Work to be completed = With every picture left out, give the data below back exactly.
↓↓↓
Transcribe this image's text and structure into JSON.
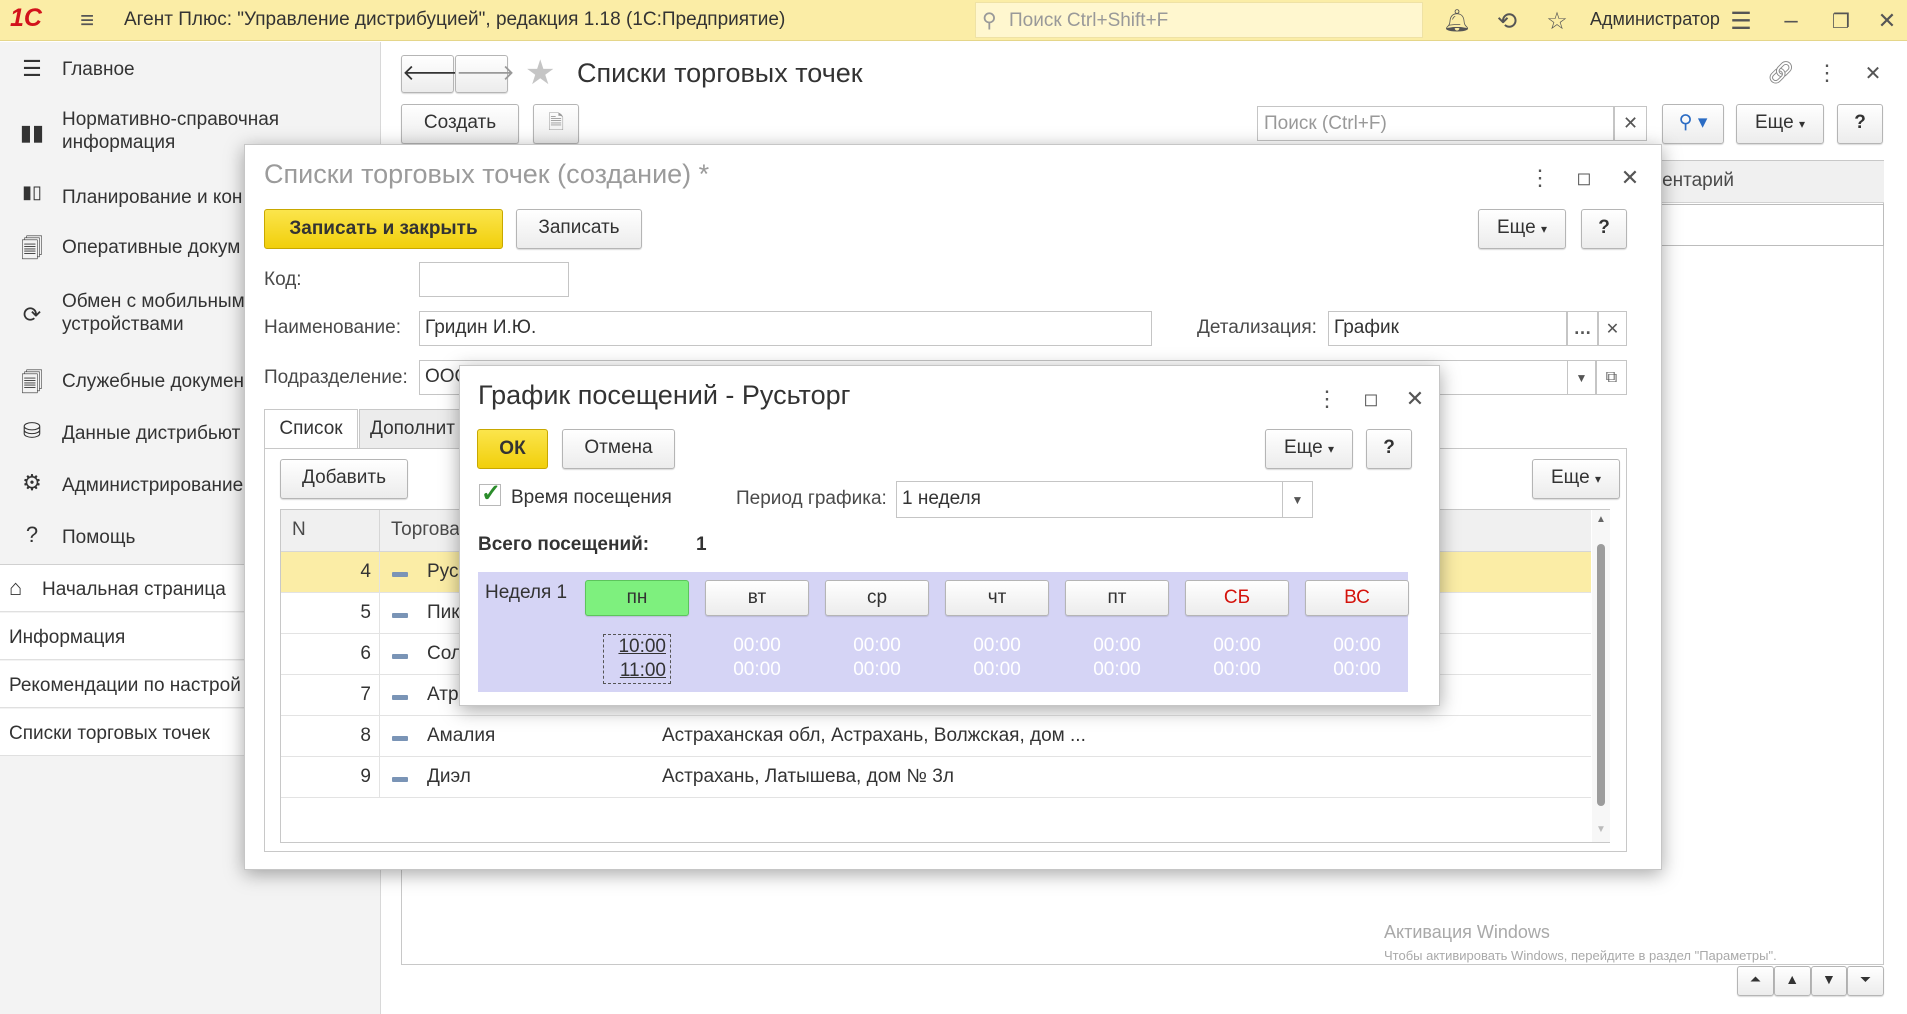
{
  "app": {
    "logo": "1С",
    "title": "Агент Плюс: \"Управление дистрибуцией\", редакция 1.18  (1С:Предприятие)",
    "search_placeholder": "Поиск Ctrl+Shift+F",
    "user": "Администратор"
  },
  "sidebar": {
    "sections": [
      {
        "label": "Главное",
        "icon": "menu-lines-icon"
      },
      {
        "label": "Нормативно-справочная информация",
        "icon": "bar-chart-icon"
      },
      {
        "label": "Планирование и кон",
        "icon": "bar-chart-icon"
      },
      {
        "label": "Оперативные докум",
        "icon": "documents-icon"
      },
      {
        "label": "Обмен с мобильным устройствами",
        "icon": "sync-icon"
      },
      {
        "label": "Служебные докумен",
        "icon": "documents-icon"
      },
      {
        "label": "Данные дистрибьют",
        "icon": "coins-icon"
      },
      {
        "label": "Администрирование",
        "icon": "gear-icon"
      },
      {
        "label": "Помощь",
        "icon": "question-icon"
      }
    ],
    "pages": [
      {
        "label": "Начальная страница",
        "icon": "home-icon"
      },
      {
        "label": "Информация"
      },
      {
        "label": "Рекомендации по настрой"
      },
      {
        "label": "Списки торговых точек"
      }
    ]
  },
  "main": {
    "title": "Списки торговых точек",
    "create_label": "Создать",
    "search_placeholder": "Поиск (Ctrl+F)",
    "more_label": "Еще",
    "help_label": "?",
    "column_partial": "ментарий",
    "watermark_title": "Активация Windows",
    "watermark_text": "Чтобы активировать Windows, перейдите в раздел \"Параметры\"."
  },
  "form": {
    "title": "Списки торговых точек (создание) *",
    "save_close_label": "Записать и закрыть",
    "save_label": "Записать",
    "more_label": "Еще",
    "help_label": "?",
    "code_label": "Код:",
    "code_value": "",
    "name_label": "Наименование:",
    "name_value": "Гридин И.Ю.",
    "detail_label": "Детализация:",
    "detail_value": "График",
    "division_label": "Подразделение:",
    "division_value": "ООО",
    "tabs": [
      "Список",
      "Дополнит"
    ],
    "add_label": "Добавить",
    "table_more_label": "Еще",
    "columns": {
      "n": "N",
      "outlet": "Торгова"
    },
    "rows": [
      {
        "n": "4",
        "name": "Рус",
        "address": ""
      },
      {
        "n": "5",
        "name": "Пик",
        "address": ""
      },
      {
        "n": "6",
        "name": "Сол",
        "address": ""
      },
      {
        "n": "7",
        "name": "Атр",
        "address": ""
      },
      {
        "n": "8",
        "name": "Амалия",
        "address": "Астраханская обл, Астрахань, Волжская, дом ..."
      },
      {
        "n": "9",
        "name": "Диэл",
        "address": "Астрахань, Латышева, дом № 3л"
      }
    ]
  },
  "schedule": {
    "title": "График посещений - Русьторг",
    "ok_label": "ОК",
    "cancel_label": "Отмена",
    "more_label": "Еще",
    "help_label": "?",
    "visit_time_label": "Время посещения",
    "visit_time_checked": true,
    "period_label": "Период графика:",
    "period_value": "1 неделя",
    "total_label": "Всего посещений:",
    "total_value": "1",
    "week_label": "Неделя 1",
    "days": [
      {
        "label": "пн",
        "from": "10:00",
        "to": "11:00",
        "selected": true,
        "weekend": false
      },
      {
        "label": "вт",
        "from": "00:00",
        "to": "00:00",
        "selected": false,
        "weekend": false
      },
      {
        "label": "ср",
        "from": "00:00",
        "to": "00:00",
        "selected": false,
        "weekend": false
      },
      {
        "label": "чт",
        "from": "00:00",
        "to": "00:00",
        "selected": false,
        "weekend": false
      },
      {
        "label": "пт",
        "from": "00:00",
        "to": "00:00",
        "selected": false,
        "weekend": false
      },
      {
        "label": "СБ",
        "from": "00:00",
        "to": "00:00",
        "selected": false,
        "weekend": true
      },
      {
        "label": "ВС",
        "from": "00:00",
        "to": "00:00",
        "selected": false,
        "weekend": true
      }
    ]
  },
  "colors": {
    "topbar": "#fbeda6",
    "accent_yellow": "#f5d80e",
    "selected_day": "#7ef07e",
    "schedule_bg": "#d5d4f5",
    "weekend_red": "#d4130c"
  }
}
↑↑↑
Answer area =
Transcribe this image's text and structure into JSON.
{
  "app": {
    "logo": "1С",
    "title": "Агент Плюс: \"Управление дистрибуцией\", редакция 1.18  (1С:Предприятие)",
    "search_placeholder": "Поиск Ctrl+Shift+F",
    "user": "Администратор"
  },
  "sidebar": {
    "sections": [
      {
        "label": "Главное",
        "icon": "menu-lines-icon"
      },
      {
        "label": "Нормативно-справочная информация",
        "icon": "bar-chart-icon"
      },
      {
        "label": "Планирование и кон",
        "icon": "bar-chart-icon"
      },
      {
        "label": "Оперативные докум",
        "icon": "documents-icon"
      },
      {
        "label": "Обмен с мобильным устройствами",
        "icon": "sync-icon"
      },
      {
        "label": "Служебные докумен",
        "icon": "documents-icon"
      },
      {
        "label": "Данные дистрибьют",
        "icon": "coins-icon"
      },
      {
        "label": "Администрирование",
        "icon": "gear-icon"
      },
      {
        "label": "Помощь",
        "icon": "question-icon"
      }
    ],
    "pages": [
      {
        "label": "Начальная страница",
        "icon": "home-icon"
      },
      {
        "label": "Информация"
      },
      {
        "label": "Рекомендации по настрой"
      },
      {
        "label": "Списки торговых точек"
      }
    ]
  },
  "main": {
    "title": "Списки торговых точек",
    "create_label": "Создать",
    "search_placeholder": "Поиск (Ctrl+F)",
    "more_label": "Еще",
    "help_label": "?",
    "column_partial": "ментарий",
    "watermark_title": "Активация Windows",
    "watermark_text": "Чтобы активировать Windows, перейдите в раздел \"Параметры\"."
  },
  "form": {
    "title": "Списки торговых точек (создание) *",
    "save_close_label": "Записать и закрыть",
    "save_label": "Записать",
    "more_label": "Еще",
    "help_label": "?",
    "code_label": "Код:",
    "code_value": "",
    "name_label": "Наименование:",
    "name_value": "Гридин И.Ю.",
    "detail_label": "Детализация:",
    "detail_value": "График",
    "division_label": "Подразделение:",
    "division_value": "ООО",
    "tabs": [
      "Список",
      "Дополнит"
    ],
    "add_label": "Добавить",
    "table_more_label": "Еще",
    "columns": {
      "n": "N",
      "outlet": "Торгова"
    },
    "rows": [
      {
        "n": "4",
        "name": "Рус",
        "address": ""
      },
      {
        "n": "5",
        "name": "Пик",
        "address": ""
      },
      {
        "n": "6",
        "name": "Сол",
        "address": ""
      },
      {
        "n": "7",
        "name": "Атр",
        "address": ""
      },
      {
        "n": "8",
        "name": "Амалия",
        "address": "Астраханская обл, Астрахань, Волжская, дом ..."
      },
      {
        "n": "9",
        "name": "Диэл",
        "address": "Астрахань, Латышева, дом № 3л"
      }
    ]
  },
  "schedule": {
    "title": "График посещений - Русьторг",
    "ok_label": "ОК",
    "cancel_label": "Отмена",
    "more_label": "Еще",
    "help_label": "?",
    "visit_time_label": "Время посещения",
    "visit_time_checked": true,
    "period_label": "Период графика:",
    "period_value": "1 неделя",
    "total_label": "Всего посещений:",
    "total_value": "1",
    "week_label": "Неделя 1",
    "days": [
      {
        "label": "пн",
        "from": "10:00",
        "to": "11:00",
        "selected": true,
        "weekend": false
      },
      {
        "label": "вт",
        "from": "00:00",
        "to": "00:00",
        "selected": false,
        "weekend": false
      },
      {
        "label": "ср",
        "from": "00:00",
        "to": "00:00",
        "selected": false,
        "weekend": false
      },
      {
        "label": "чт",
        "from": "00:00",
        "to": "00:00",
        "selected": false,
        "weekend": false
      },
      {
        "label": "пт",
        "from": "00:00",
        "to": "00:00",
        "selected": false,
        "weekend": false
      },
      {
        "label": "СБ",
        "from": "00:00",
        "to": "00:00",
        "selected": false,
        "weekend": true
      },
      {
        "label": "ВС",
        "from": "00:00",
        "to": "00:00",
        "selected": false,
        "weekend": true
      }
    ]
  },
  "colors": {
    "topbar": "#fbeda6",
    "accent_yellow": "#f5d80e",
    "selected_day": "#7ef07e",
    "schedule_bg": "#d5d4f5",
    "weekend_red": "#d4130c"
  }
}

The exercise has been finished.